=== PROVIDED DATA ===
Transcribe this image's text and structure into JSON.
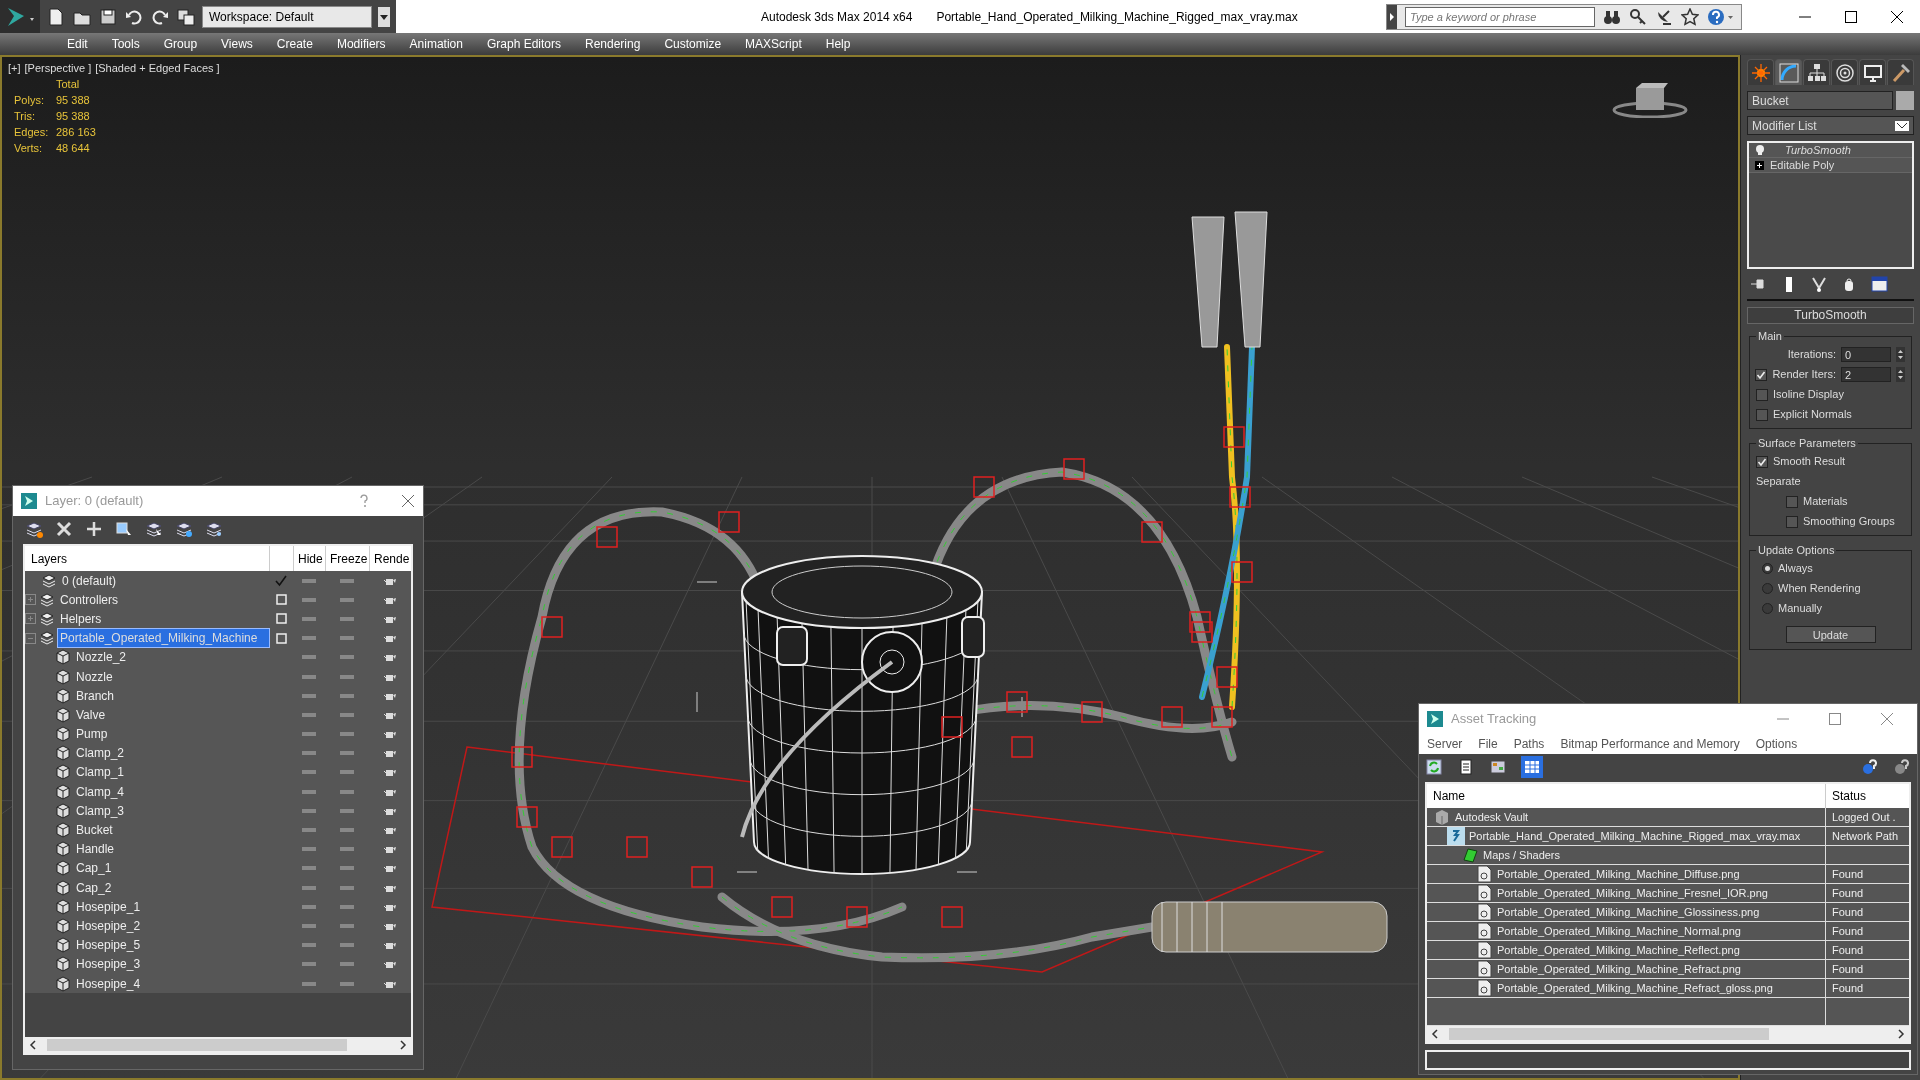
{
  "title_bar": {
    "workspace": "Workspace: Default",
    "app_title": "Autodesk 3ds Max  2014 x64",
    "file_title": "Portable_Hand_Operated_Milking_Machine_Rigged_max_vray.max",
    "search_placeholder": "Type a keyword or phrase"
  },
  "menu": [
    "Edit",
    "Tools",
    "Group",
    "Views",
    "Create",
    "Modifiers",
    "Animation",
    "Graph Editors",
    "Rendering",
    "Customize",
    "MAXScript",
    "Help"
  ],
  "viewport": {
    "labels": [
      "[+]",
      "[Perspective ]",
      "[Shaded + Edged Faces ]"
    ],
    "stats": {
      "header": "Total",
      "rows": [
        {
          "label": "Polys:",
          "value": "95 388"
        },
        {
          "label": "Tris:",
          "value": "95 388"
        },
        {
          "label": "Edges:",
          "value": "286 163"
        },
        {
          "label": "Verts:",
          "value": "48 644"
        }
      ]
    }
  },
  "layer_window": {
    "title": "Layer: 0 (default)",
    "columns": [
      "Layers",
      "Hide",
      "Freeze",
      "Rende"
    ],
    "layers": [
      {
        "name": "0 (default)",
        "current": true,
        "selected": false
      },
      {
        "name": "Controllers",
        "current": false,
        "selected": false,
        "expanded": false
      },
      {
        "name": "Helpers",
        "current": false,
        "selected": false,
        "expanded": false
      },
      {
        "name": "Portable_Operated_Milking_Machine",
        "current": false,
        "selected": true,
        "expanded": true,
        "children": [
          {
            "name": "Nozzle_2"
          },
          {
            "name": "Nozzle"
          },
          {
            "name": "Branch"
          },
          {
            "name": "Valve"
          },
          {
            "name": "Pump"
          },
          {
            "name": "Clamp_2"
          },
          {
            "name": "Clamp_1"
          },
          {
            "name": "Clamp_4"
          },
          {
            "name": "Clamp_3"
          },
          {
            "name": "Bucket"
          },
          {
            "name": "Handle"
          },
          {
            "name": "Cap_1"
          },
          {
            "name": "Cap_2"
          },
          {
            "name": "Hosepipe_1"
          },
          {
            "name": "Hosepipe_2"
          },
          {
            "name": "Hosepipe_5"
          },
          {
            "name": "Hosepipe_3"
          },
          {
            "name": "Hosepipe_4"
          }
        ]
      }
    ]
  },
  "command_panel": {
    "tabs": [
      {
        "kind": "create",
        "selected": false
      },
      {
        "kind": "modify",
        "selected": true
      },
      {
        "kind": "hierarchy",
        "selected": false
      },
      {
        "kind": "motion",
        "selected": false
      },
      {
        "kind": "display",
        "selected": false
      },
      {
        "kind": "utilities",
        "selected": false
      }
    ],
    "object_name": "Bucket",
    "modifier_list": "Modifier List",
    "stack": [
      {
        "kind": "modifier",
        "name": "TurboSmooth"
      },
      {
        "kind": "base",
        "name": "Editable Poly"
      }
    ],
    "rollout": {
      "title": "TurboSmooth",
      "groups": [
        {
          "title": "Main",
          "controls": [
            {
              "kind": "spinner",
              "label": "Iterations:",
              "value": "0"
            },
            {
              "kind": "check_spinner",
              "label": "Render Iters:",
              "value": "2",
              "checked": true
            },
            {
              "kind": "checkbox",
              "label": "Isoline Display",
              "checked": false
            },
            {
              "kind": "checkbox",
              "label": "Explicit Normals",
              "checked": false
            }
          ]
        },
        {
          "title": "Surface Parameters",
          "controls": [
            {
              "kind": "checkbox",
              "label": "Smooth Result",
              "checked": true
            },
            {
              "kind": "text",
              "label": "Separate"
            },
            {
              "kind": "sub_checkbox",
              "label": "Materials",
              "checked": false
            },
            {
              "kind": "sub_checkbox",
              "label": "Smoothing Groups",
              "checked": false
            }
          ]
        },
        {
          "title": "Update Options",
          "controls": [
            {
              "kind": "radio",
              "label": "Always",
              "selected": true
            },
            {
              "kind": "radio",
              "label": "When Rendering",
              "selected": false
            },
            {
              "kind": "radio",
              "label": "Manually",
              "selected": false
            },
            {
              "kind": "button",
              "label": "Update"
            }
          ]
        }
      ]
    }
  },
  "asset_window": {
    "title": "Asset Tracking",
    "menu": [
      "Server",
      "File",
      "Paths",
      "Bitmap Performance and Memory",
      "Options"
    ],
    "columns": [
      "Name",
      "Status"
    ],
    "rows": [
      {
        "kind": "vault",
        "name": "Autodesk Vault",
        "status": "Logged Out .",
        "children": [
          {
            "kind": "scene",
            "name": "Portable_Hand_Operated_Milking_Machine_Rigged_max_vray.max",
            "status": "Network Path",
            "children": [
              {
                "kind": "folder",
                "name": "Maps / Shaders",
                "children": [
                  {
                    "kind": "image",
                    "name": "Portable_Operated_Milking_Machine_Diffuse.png",
                    "status": "Found"
                  },
                  {
                    "kind": "image",
                    "name": "Portable_Operated_Milking_Machine_Fresnel_IOR.png",
                    "status": "Found"
                  },
                  {
                    "kind": "image",
                    "name": "Portable_Operated_Milking_Machine_Glossiness.png",
                    "status": "Found"
                  },
                  {
                    "kind": "image",
                    "name": "Portable_Operated_Milking_Machine_Normal.png",
                    "status": "Found"
                  },
                  {
                    "kind": "image",
                    "name": "Portable_Operated_Milking_Machine_Reflect.png",
                    "status": "Found"
                  },
                  {
                    "kind": "image",
                    "name": "Portable_Operated_Milking_Machine_Refract.png",
                    "status": "Found"
                  },
                  {
                    "kind": "image",
                    "name": "Portable_Operated_Milking_Machine_Refract_gloss.png",
                    "status": "Found"
                  }
                ]
              }
            ]
          }
        ]
      }
    ]
  }
}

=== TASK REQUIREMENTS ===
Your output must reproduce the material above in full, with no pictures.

=== ANSWER TO THIS TASK ===
Transcribe this image's text and structure into JSON.
{
  "title_bar": {
    "workspace": "Workspace: Default",
    "app_title": "Autodesk 3ds Max  2014 x64",
    "file_title": "Portable_Hand_Operated_Milking_Machine_Rigged_max_vray.max",
    "search_placeholder": "Type a keyword or phrase"
  },
  "menu": [
    "Edit",
    "Tools",
    "Group",
    "Views",
    "Create",
    "Modifiers",
    "Animation",
    "Graph Editors",
    "Rendering",
    "Customize",
    "MAXScript",
    "Help"
  ],
  "viewport": {
    "labels": [
      "[+]",
      "[Perspective ]",
      "[Shaded + Edged Faces ]"
    ],
    "stats": {
      "header": "Total",
      "rows": [
        {
          "label": "Polys:",
          "value": "95 388"
        },
        {
          "label": "Tris:",
          "value": "95 388"
        },
        {
          "label": "Edges:",
          "value": "286 163"
        },
        {
          "label": "Verts:",
          "value": "48 644"
        }
      ]
    }
  },
  "layer_window": {
    "title": "Layer: 0 (default)",
    "columns": [
      "Layers",
      "Hide",
      "Freeze",
      "Rende"
    ],
    "layers": [
      {
        "name": "0 (default)",
        "current": true,
        "selected": false
      },
      {
        "name": "Controllers",
        "current": false,
        "selected": false,
        "expanded": false
      },
      {
        "name": "Helpers",
        "current": false,
        "selected": false,
        "expanded": false
      },
      {
        "name": "Portable_Operated_Milking_Machine",
        "current": false,
        "selected": true,
        "expanded": true,
        "children": [
          {
            "name": "Nozzle_2"
          },
          {
            "name": "Nozzle"
          },
          {
            "name": "Branch"
          },
          {
            "name": "Valve"
          },
          {
            "name": "Pump"
          },
          {
            "name": "Clamp_2"
          },
          {
            "name": "Clamp_1"
          },
          {
            "name": "Clamp_4"
          },
          {
            "name": "Clamp_3"
          },
          {
            "name": "Bucket"
          },
          {
            "name": "Handle"
          },
          {
            "name": "Cap_1"
          },
          {
            "name": "Cap_2"
          },
          {
            "name": "Hosepipe_1"
          },
          {
            "name": "Hosepipe_2"
          },
          {
            "name": "Hosepipe_5"
          },
          {
            "name": "Hosepipe_3"
          },
          {
            "name": "Hosepipe_4"
          }
        ]
      }
    ]
  },
  "command_panel": {
    "tabs": [
      {
        "kind": "create",
        "selected": false
      },
      {
        "kind": "modify",
        "selected": true
      },
      {
        "kind": "hierarchy",
        "selected": false
      },
      {
        "kind": "motion",
        "selected": false
      },
      {
        "kind": "display",
        "selected": false
      },
      {
        "kind": "utilities",
        "selected": false
      }
    ],
    "object_name": "Bucket",
    "modifier_list": "Modifier List",
    "stack": [
      {
        "kind": "modifier",
        "name": "TurboSmooth"
      },
      {
        "kind": "base",
        "name": "Editable Poly"
      }
    ],
    "rollout": {
      "title": "TurboSmooth",
      "groups": [
        {
          "title": "Main",
          "controls": [
            {
              "kind": "spinner",
              "label": "Iterations:",
              "value": "0"
            },
            {
              "kind": "check_spinner",
              "label": "Render Iters:",
              "value": "2",
              "checked": true
            },
            {
              "kind": "checkbox",
              "label": "Isoline Display",
              "checked": false
            },
            {
              "kind": "checkbox",
              "label": "Explicit Normals",
              "checked": false
            }
          ]
        },
        {
          "title": "Surface Parameters",
          "controls": [
            {
              "kind": "checkbox",
              "label": "Smooth Result",
              "checked": true
            },
            {
              "kind": "text",
              "label": "Separate"
            },
            {
              "kind": "sub_checkbox",
              "label": "Materials",
              "checked": false
            },
            {
              "kind": "sub_checkbox",
              "label": "Smoothing Groups",
              "checked": false
            }
          ]
        },
        {
          "title": "Update Options",
          "controls": [
            {
              "kind": "radio",
              "label": "Always",
              "selected": true
            },
            {
              "kind": "radio",
              "label": "When Rendering",
              "selected": false
            },
            {
              "kind": "radio",
              "label": "Manually",
              "selected": false
            },
            {
              "kind": "button",
              "label": "Update"
            }
          ]
        }
      ]
    }
  },
  "asset_window": {
    "title": "Asset Tracking",
    "menu": [
      "Server",
      "File",
      "Paths",
      "Bitmap Performance and Memory",
      "Options"
    ],
    "columns": [
      "Name",
      "Status"
    ],
    "rows": [
      {
        "kind": "vault",
        "name": "Autodesk Vault",
        "status": "Logged Out .",
        "children": [
          {
            "kind": "scene",
            "name": "Portable_Hand_Operated_Milking_Machine_Rigged_max_vray.max",
            "status": "Network Path",
            "children": [
              {
                "kind": "folder",
                "name": "Maps / Shaders",
                "children": [
                  {
                    "kind": "image",
                    "name": "Portable_Operated_Milking_Machine_Diffuse.png",
                    "status": "Found"
                  },
                  {
                    "kind": "image",
                    "name": "Portable_Operated_Milking_Machine_Fresnel_IOR.png",
                    "status": "Found"
                  },
                  {
                    "kind": "image",
                    "name": "Portable_Operated_Milking_Machine_Glossiness.png",
                    "status": "Found"
                  },
                  {
                    "kind": "image",
                    "name": "Portable_Operated_Milking_Machine_Normal.png",
                    "status": "Found"
                  },
                  {
                    "kind": "image",
                    "name": "Portable_Operated_Milking_Machine_Reflect.png",
                    "status": "Found"
                  },
                  {
                    "kind": "image",
                    "name": "Portable_Operated_Milking_Machine_Refract.png",
                    "status": "Found"
                  },
                  {
                    "kind": "image",
                    "name": "Portable_Operated_Milking_Machine_Refract_gloss.png",
                    "status": "Found"
                  }
                ]
              }
            ]
          }
        ]
      }
    ]
  }
}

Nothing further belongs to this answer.